[Entries from a dataset of interfaces]

>>>

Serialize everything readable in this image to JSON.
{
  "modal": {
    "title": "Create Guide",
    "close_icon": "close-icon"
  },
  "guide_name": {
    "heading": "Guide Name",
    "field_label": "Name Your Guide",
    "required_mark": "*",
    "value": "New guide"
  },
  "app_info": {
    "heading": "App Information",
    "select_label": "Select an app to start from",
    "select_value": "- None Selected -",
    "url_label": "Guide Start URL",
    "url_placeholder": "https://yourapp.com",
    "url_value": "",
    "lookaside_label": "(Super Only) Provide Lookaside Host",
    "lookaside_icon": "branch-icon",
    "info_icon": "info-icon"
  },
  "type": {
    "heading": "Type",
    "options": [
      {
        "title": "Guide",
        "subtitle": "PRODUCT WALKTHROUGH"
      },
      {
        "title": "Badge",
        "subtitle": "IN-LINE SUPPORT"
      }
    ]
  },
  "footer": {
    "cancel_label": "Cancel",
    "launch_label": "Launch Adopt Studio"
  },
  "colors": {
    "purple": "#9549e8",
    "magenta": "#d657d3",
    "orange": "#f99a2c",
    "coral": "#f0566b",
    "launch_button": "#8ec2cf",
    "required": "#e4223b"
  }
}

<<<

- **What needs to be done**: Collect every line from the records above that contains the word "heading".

- **Output of the exercise**:
    "heading": "Guide Name",
    "heading": "App Information",
    "heading": "Type",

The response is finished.